The question is, if the result will be a linear narrative, why work within the limitations of an interactive medium? "Machinima is spontaneous," Hancock says. "You can try things out, play about, and there's no penalty. It's the playfulness of it that's really important."

Tommy Pallotta, producer of the animated feature Waking Life, also finds Machinima fascinating. "I thought that working within the limitations in this world would be interesting," he says. So, when the British band Zero 7 asked him to direct its latest music video, he decided to use Machinima, and enlisted help from Fountainhead Entertainment. "It probably would have been quicker to do the film in a 3D animated program," he says. "But now, we can reuse the assets in an improvisational way."

Zero 7's "In the Waiting Line," by Waking Life producer Tommy Pallotta, was the first music video created with Machinima tools.

"Everything has been done," says Katherine Anna Kang, Fountainhead founder and co-founder of AMAS. "We can take elements from this storytelling music video and apply them to a game." They could also churn out episodes for a TV series.

Like most Machinima studios, Fountainhead has developed tools to help set up lights and cameras for real-time filmmaking. The studio plans to offer AMAS members a "sandbox" version of its Machinimation software to capture animations. "It will be like a consumer camcorder," Kang says.

In addition, although Kang can't imagine doing Machinima in anything other than a game engine, some Machinimists are considering real-time tools such as Kaydara's MotionBuilder, which offers clever animation tools and the possibility of including media such as video within the real-time environments.

Animator Randy Cole, who worked with Pallotta, notes, "Machinima was like doing normal 3D animation, but with lots of limitations." Cole used Caligari's Truespace and Alias|Wavefront's Maya to create models, which were imported into Fountainhead's Machinimation tools in Quake 3. The resulting music video, which has played on, looks more like traditional 3D animation than most Machinima films
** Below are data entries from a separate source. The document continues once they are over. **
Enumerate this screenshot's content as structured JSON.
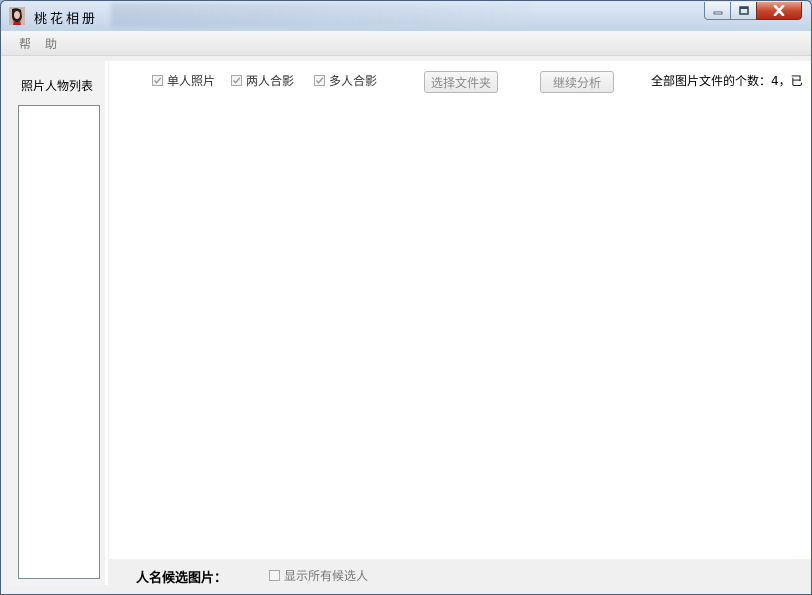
{
  "window": {
    "title": "桃花相册",
    "controls": {
      "minimize": "minimize",
      "maximize": "maximize",
      "close": "close"
    }
  },
  "menu": {
    "items": [
      {
        "label": "帮"
      },
      {
        "label": "助"
      }
    ]
  },
  "left_panel": {
    "title": "照片人物列表"
  },
  "toolbar": {
    "checkboxes": [
      {
        "label": "单人照片",
        "checked": true
      },
      {
        "label": "两人合影",
        "checked": true
      },
      {
        "label": "多人合影",
        "checked": true
      }
    ],
    "select_folder_label": "选择文件夹",
    "continue_label": "继续分析",
    "count_text": "全部图片文件的个数：4，已"
  },
  "bottom": {
    "candidate_label": "人名候选图片：",
    "show_all_label": "显示所有候选人",
    "show_all_checked": false
  }
}
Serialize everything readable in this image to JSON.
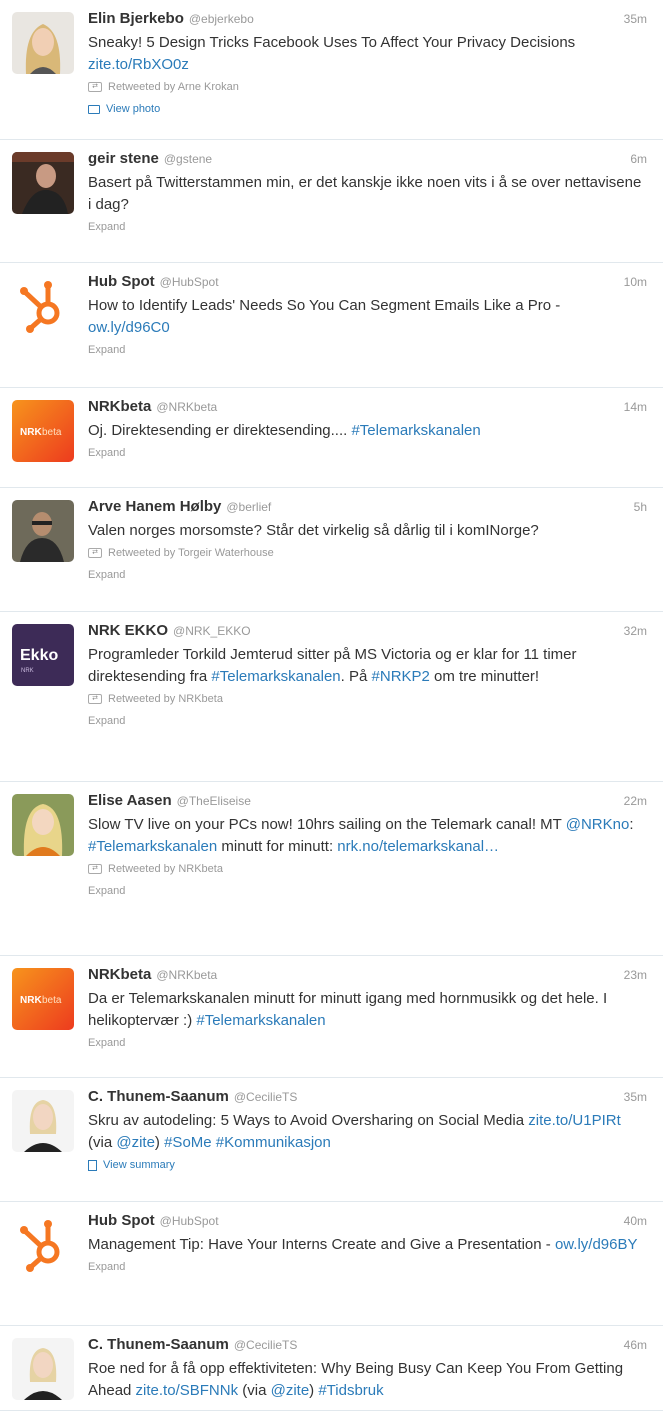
{
  "tweets": [
    {
      "name": "Elin Bjerkebo",
      "handle": "@ebjerkebo",
      "time": "35m",
      "avatar": "woman-blonde",
      "segments": [
        {
          "t": "Sneaky! 5 Design Tricks Facebook Uses To Affect Your Privacy Decisions ",
          "k": "text"
        },
        {
          "t": "zite.to/RbXO0z",
          "k": "link"
        }
      ],
      "retweeted_by": "Retweeted by Arne Krokan",
      "action": "View photo",
      "action_type": "photo"
    },
    {
      "name": "geir stene",
      "handle": "@gstene",
      "time": "6m",
      "avatar": "man-dark",
      "segments": [
        {
          "t": "Basert på Twitterstammen min, er det kanskje ikke noen vits i å se over nettavisene i dag?",
          "k": "text"
        }
      ],
      "action": "Expand",
      "action_type": "expand"
    },
    {
      "name": "Hub Spot",
      "handle": "@HubSpot",
      "time": "10m",
      "avatar": "hubspot",
      "segments": [
        {
          "t": "How to Identify Leads' Needs So You Can Segment Emails Like a Pro - ",
          "k": "text"
        },
        {
          "t": "ow.ly/d96C0",
          "k": "link"
        }
      ],
      "action": "Expand",
      "action_type": "expand"
    },
    {
      "name": "NRKbeta",
      "handle": "@NRKbeta",
      "time": "14m",
      "avatar": "nrkbeta",
      "segments": [
        {
          "t": "Oj. Direktesending er direktesending.... ",
          "k": "text"
        },
        {
          "t": "#Telemarkskanalen",
          "k": "tag"
        }
      ],
      "action": "Expand",
      "action_type": "expand"
    },
    {
      "name": "Arve Hanem Hølby",
      "handle": "@berlief",
      "time": "5h",
      "avatar": "man-glasses",
      "segments": [
        {
          "t": "Valen norges morsomste? Står det virkelig så dårlig til i komINorge?",
          "k": "text"
        }
      ],
      "retweeted_by": "Retweeted by Torgeir Waterhouse",
      "action": "Expand",
      "action_type": "expand"
    },
    {
      "name": "NRK EKKO",
      "handle": "@NRK_EKKO",
      "time": "32m",
      "avatar": "ekko",
      "segments": [
        {
          "t": "Programleder Torkild Jemterud sitter på MS Victoria og er klar for 11 timer direktesending fra ",
          "k": "text"
        },
        {
          "t": "#Telemarkskanalen",
          "k": "tag"
        },
        {
          "t": ". På ",
          "k": "text"
        },
        {
          "t": "#NRKP2",
          "k": "tag"
        },
        {
          "t": " om tre minutter!",
          "k": "text"
        }
      ],
      "retweeted_by": "Retweeted by NRKbeta",
      "action": "Expand",
      "action_type": "expand"
    },
    {
      "name": "Elise Aasen",
      "handle": "@TheEliseise",
      "time": "22m",
      "avatar": "woman-light",
      "segments": [
        {
          "t": "Slow TV live on your PCs now! 10hrs sailing on the Telemark canal! MT ",
          "k": "text"
        },
        {
          "t": "@NRKno",
          "k": "link"
        },
        {
          "t": ": ",
          "k": "text"
        },
        {
          "t": "#Telemarkskanalen",
          "k": "tag"
        },
        {
          "t": " minutt for minutt: ",
          "k": "text"
        },
        {
          "t": "nrk.no/telemarkskanal…",
          "k": "link"
        }
      ],
      "retweeted_by": "Retweeted by NRKbeta",
      "action": "Expand",
      "action_type": "expand"
    },
    {
      "name": "NRKbeta",
      "handle": "@NRKbeta",
      "time": "23m",
      "avatar": "nrkbeta",
      "segments": [
        {
          "t": "Da er Telemarkskanalen minutt for minutt igang med hornmusikk og det hele. I helikoptervær :) ",
          "k": "text"
        },
        {
          "t": "#Telemarkskanalen",
          "k": "tag"
        }
      ],
      "action": "Expand",
      "action_type": "expand"
    },
    {
      "name": "C. Thunem-Saanum",
      "handle": "@CecilieTS",
      "time": "35m",
      "avatar": "woman-blonde2",
      "segments": [
        {
          "t": "Skru av autodeling: 5 Ways to Avoid Oversharing on Social Media ",
          "k": "text"
        },
        {
          "t": "zite.to/U1PIRt",
          "k": "link"
        },
        {
          "t": " (via ",
          "k": "text"
        },
        {
          "t": "@zite",
          "k": "link"
        },
        {
          "t": ") ",
          "k": "text"
        },
        {
          "t": "#SoMe",
          "k": "tag"
        },
        {
          "t": " ",
          "k": "text"
        },
        {
          "t": "#Kommunikasjon",
          "k": "tag"
        }
      ],
      "action": "View summary",
      "action_type": "summary"
    },
    {
      "name": "Hub Spot",
      "handle": "@HubSpot",
      "time": "40m",
      "avatar": "hubspot",
      "segments": [
        {
          "t": "Management Tip: Have Your Interns Create and Give a Presentation - ",
          "k": "text"
        },
        {
          "t": "ow.ly/d96BY",
          "k": "link"
        }
      ],
      "action": "Expand",
      "action_type": "expand"
    },
    {
      "name": "C. Thunem-Saanum",
      "handle": "@CecilieTS",
      "time": "46m",
      "avatar": "woman-blonde2",
      "segments": [
        {
          "t": "Roe ned for å få opp effektiviteten: Why Being Busy Can Keep You From Getting Ahead ",
          "k": "text"
        },
        {
          "t": "zite.to/SBFNNk",
          "k": "link"
        },
        {
          "t": " (via ",
          "k": "text"
        },
        {
          "t": "@zite",
          "k": "link"
        },
        {
          "t": ") ",
          "k": "text"
        },
        {
          "t": "#Tidsbruk",
          "k": "tag"
        }
      ]
    }
  ],
  "colors": {
    "link": "#2b7bb9",
    "meta": "#999999",
    "name": "#333333",
    "hubspot": "#f57722",
    "nrkbeta": "#f26522",
    "ekko": "#3d2b57"
  }
}
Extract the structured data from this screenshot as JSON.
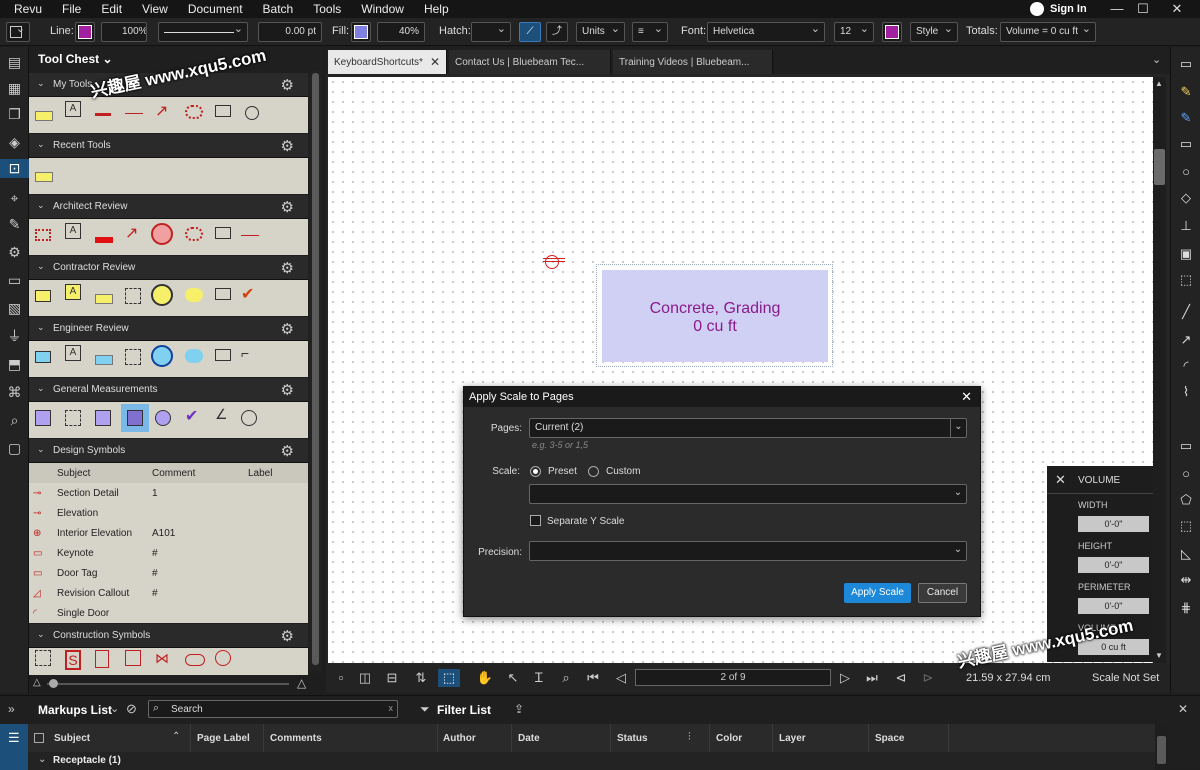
{
  "menu": [
    "Revu",
    "File",
    "Edit",
    "View",
    "Document",
    "Batch",
    "Tools",
    "Window",
    "Help"
  ],
  "signin": "Sign In",
  "toolbar": {
    "line_label": "Line:",
    "line_color": "#a020a0",
    "line_opacity": "100%",
    "line_width": "0.00 pt",
    "fill_label": "Fill:",
    "fill_color": "#8080e0",
    "fill_opacity": "40%",
    "hatch_label": "Hatch:",
    "units": "Units",
    "font_label": "Font:",
    "font": "Helvetica",
    "font_size": "12",
    "text_color": "#a020a0",
    "style": "Style",
    "totals_label": "Totals:",
    "totals": "Volume = 0 cu ft"
  },
  "toolchest": {
    "title": "Tool Chest",
    "sections": [
      "My Tools",
      "Recent Tools",
      "Architect Review",
      "Contractor Review",
      "Engineer Review",
      "General Measurements",
      "Design Symbols",
      "Construction Symbols"
    ],
    "design_symbols": {
      "columns": [
        "Subject",
        "Comment",
        "Label"
      ],
      "rows": [
        {
          "subject": "Section Detail",
          "comment": "1"
        },
        {
          "subject": "Elevation",
          "comment": ""
        },
        {
          "subject": "Interior Elevation",
          "comment": "A101"
        },
        {
          "subject": "Keynote",
          "comment": "#"
        },
        {
          "subject": "Door Tag",
          "comment": "#"
        },
        {
          "subject": "Revision Callout",
          "comment": "#"
        },
        {
          "subject": "Single Door",
          "comment": ""
        }
      ]
    }
  },
  "tabs": [
    "KeyboardShortcuts*",
    "Contact Us | Bluebeam Tec...",
    "Training Videos | Bluebeam..."
  ],
  "canvas": {
    "markup_line1": "Concrete, Grading",
    "markup_line2": "0 cu ft",
    "markup_text_color": "#8b1a8b",
    "markup_fill": "#d0d0f5"
  },
  "status": {
    "page": "2 of 9",
    "size": "21.59 x 27.94 cm",
    "scale": "Scale Not Set"
  },
  "watermark": "兴趣屋 www.xqu5.com",
  "volume_panel": {
    "title": "VOLUME",
    "width_label": "WIDTH",
    "width": "0'-0\"",
    "height_label": "HEIGHT",
    "height": "0'-0\"",
    "perimeter_label": "PERIMETER",
    "perimeter": "0'-0\"",
    "volume_label": "VOLUME",
    "volume": "0 cu ft"
  },
  "dialog": {
    "title": "Apply Scale to Pages",
    "pages_label": "Pages:",
    "pages_value": "Current (2)",
    "pages_hint": "e.g. 3-5 or 1,5",
    "scale_label": "Scale:",
    "preset": "Preset",
    "custom": "Custom",
    "separate_y": "Separate Y Scale",
    "precision_label": "Precision:",
    "apply": "Apply Scale",
    "cancel": "Cancel"
  },
  "markups": {
    "title": "Markups List",
    "search_placeholder": "Search",
    "filter": "Filter List",
    "columns": [
      "Subject",
      "Page Label",
      "Comments",
      "Author",
      "Date",
      "Status",
      "Color",
      "Layer",
      "Space"
    ],
    "group": "Receptacle (1)"
  }
}
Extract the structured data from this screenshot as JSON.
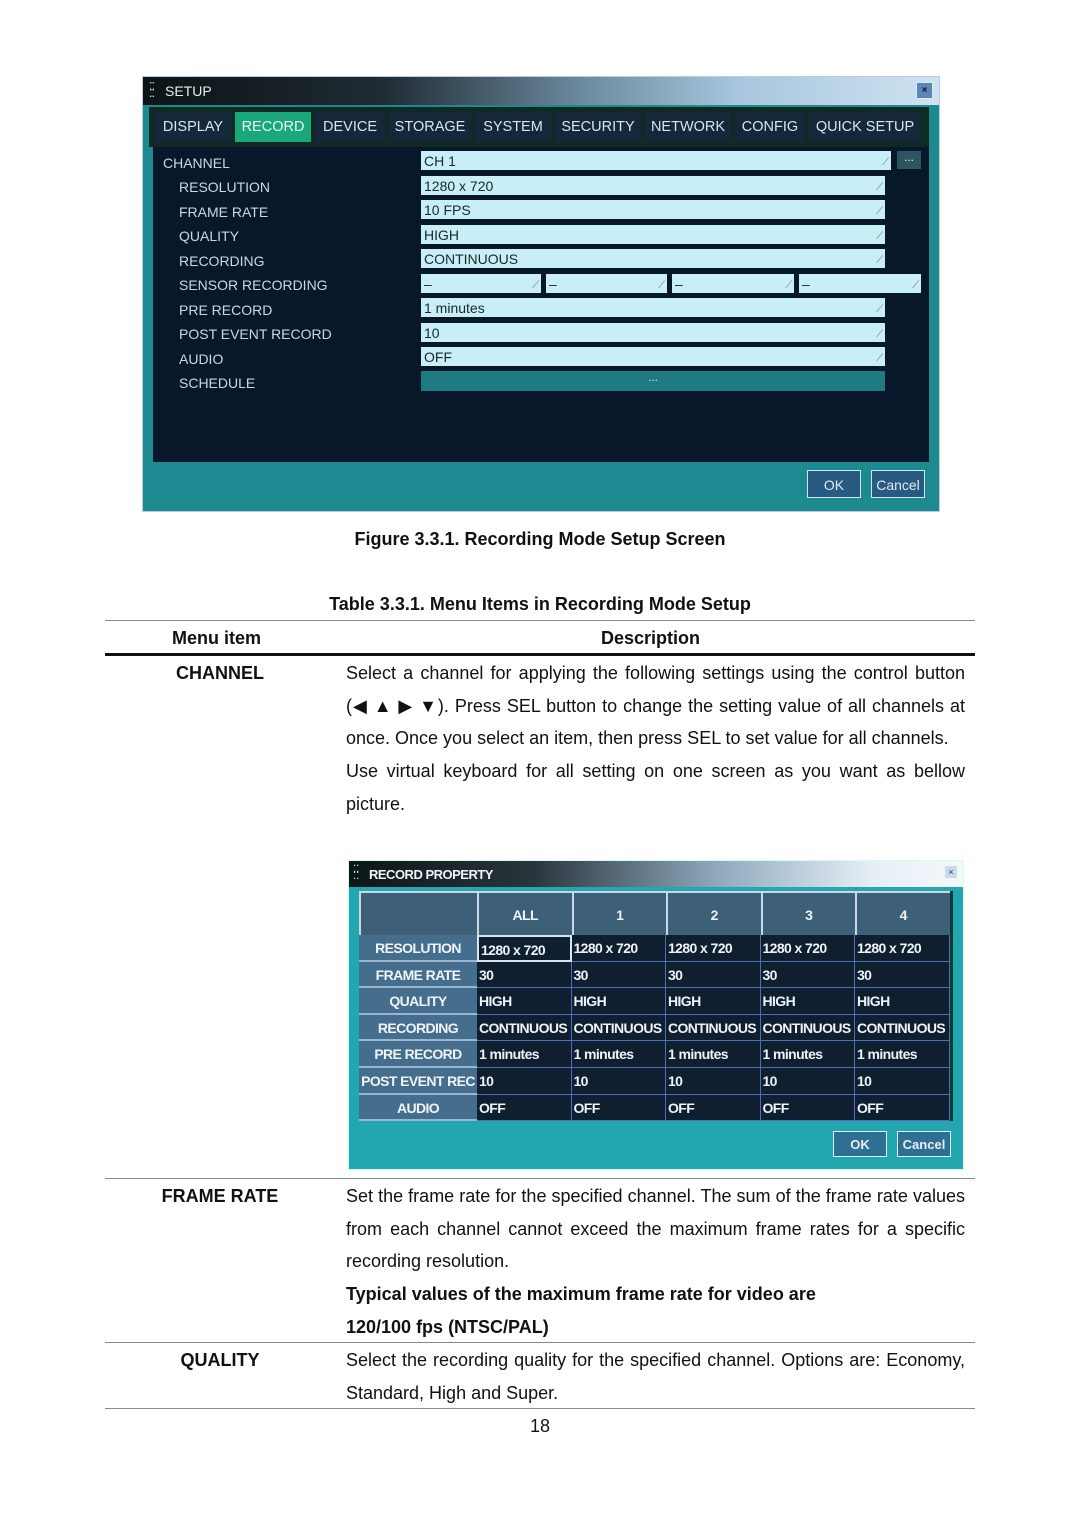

So why bother? "I was asking myself that," Cole says. "But you could actually see in real time how everything would look. And you could record the animation as you moved the camera around, so it was like being on a set. When I went back to 3D animation, I missed that."

And that's why Kang prefers working inside game engines. "I want characters that react to the environment and that affect the environment," she says.

"While many of the Machinima people talk about it as a new way to make films, I think there's something very prescient about it," says Carl Goodman, curator of digital media for the American Museum of the Moving Image (Astoria, NY). "It's telling us what films in the future might be like. The camera is reduced to a construct, to one's perspective onscreen rather than a physical object. It's truer to the notion of digital cinema than using digital cameras."

And it's more accessible if people can make films for the price of a game or by using Kaydara's $100 personal limited edition. AMAS hopes to create an asset library for budding filmmakers, says Marino, so they aren't limited to game models.

"That would give people who are not modelers or animators access to a world they otherwise couldn't access," says Cole. "It would be fascinating to see what people would do... they could grab a guy, a girl, and a car, and make a movie."

For his part, Pallotta now plans to use a game engine for his next film. "I'm interested in straddling the line between film and gaming," he says. "Interactive narrative has failed for the last 20 years. That's a challenge I'd like to tackle."